- _Task prompt_: Some lines in the listing may contain the word "icon". Say how many, with the number alone.

- _Extracted material_:
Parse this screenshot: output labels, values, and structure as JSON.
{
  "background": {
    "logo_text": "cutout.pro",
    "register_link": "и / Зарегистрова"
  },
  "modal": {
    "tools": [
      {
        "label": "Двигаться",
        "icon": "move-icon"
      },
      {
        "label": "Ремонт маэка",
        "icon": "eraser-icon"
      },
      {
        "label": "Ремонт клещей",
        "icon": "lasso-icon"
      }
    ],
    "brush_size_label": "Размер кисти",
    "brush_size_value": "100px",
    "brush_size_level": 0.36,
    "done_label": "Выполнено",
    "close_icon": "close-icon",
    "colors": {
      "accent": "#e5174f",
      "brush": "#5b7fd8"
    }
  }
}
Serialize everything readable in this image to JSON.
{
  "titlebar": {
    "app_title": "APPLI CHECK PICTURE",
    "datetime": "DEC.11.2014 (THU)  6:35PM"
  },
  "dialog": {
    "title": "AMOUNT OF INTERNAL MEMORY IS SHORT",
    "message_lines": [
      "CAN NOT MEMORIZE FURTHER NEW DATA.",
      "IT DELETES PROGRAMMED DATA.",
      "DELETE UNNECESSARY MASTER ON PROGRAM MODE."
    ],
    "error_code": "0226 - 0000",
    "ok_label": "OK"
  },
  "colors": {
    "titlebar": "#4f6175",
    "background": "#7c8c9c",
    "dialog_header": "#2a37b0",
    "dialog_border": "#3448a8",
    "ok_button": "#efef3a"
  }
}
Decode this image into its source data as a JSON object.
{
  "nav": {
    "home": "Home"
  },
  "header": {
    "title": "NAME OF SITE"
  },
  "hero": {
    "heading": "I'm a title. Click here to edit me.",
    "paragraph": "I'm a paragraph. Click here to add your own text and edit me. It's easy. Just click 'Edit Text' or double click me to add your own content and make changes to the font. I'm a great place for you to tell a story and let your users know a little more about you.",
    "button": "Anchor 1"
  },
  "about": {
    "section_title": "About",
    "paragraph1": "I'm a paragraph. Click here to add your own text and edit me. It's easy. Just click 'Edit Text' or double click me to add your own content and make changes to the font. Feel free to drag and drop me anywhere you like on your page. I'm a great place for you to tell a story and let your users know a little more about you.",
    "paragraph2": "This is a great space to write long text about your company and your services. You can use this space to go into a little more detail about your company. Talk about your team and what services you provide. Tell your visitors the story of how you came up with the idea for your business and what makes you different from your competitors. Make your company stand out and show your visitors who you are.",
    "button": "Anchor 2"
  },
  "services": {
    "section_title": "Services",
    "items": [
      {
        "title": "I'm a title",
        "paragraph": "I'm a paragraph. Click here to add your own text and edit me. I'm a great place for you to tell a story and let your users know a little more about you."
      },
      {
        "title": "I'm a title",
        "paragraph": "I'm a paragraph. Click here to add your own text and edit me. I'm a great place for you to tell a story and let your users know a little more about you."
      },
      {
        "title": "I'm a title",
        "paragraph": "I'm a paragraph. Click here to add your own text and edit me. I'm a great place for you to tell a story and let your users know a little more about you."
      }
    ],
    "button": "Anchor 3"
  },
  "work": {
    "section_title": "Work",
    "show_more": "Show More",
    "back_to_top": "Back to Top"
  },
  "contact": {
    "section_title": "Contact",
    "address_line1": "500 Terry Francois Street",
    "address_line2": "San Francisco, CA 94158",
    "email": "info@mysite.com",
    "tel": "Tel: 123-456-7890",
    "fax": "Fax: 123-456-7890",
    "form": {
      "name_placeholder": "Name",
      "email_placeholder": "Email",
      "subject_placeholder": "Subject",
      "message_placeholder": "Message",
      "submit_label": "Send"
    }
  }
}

- _Result_: 4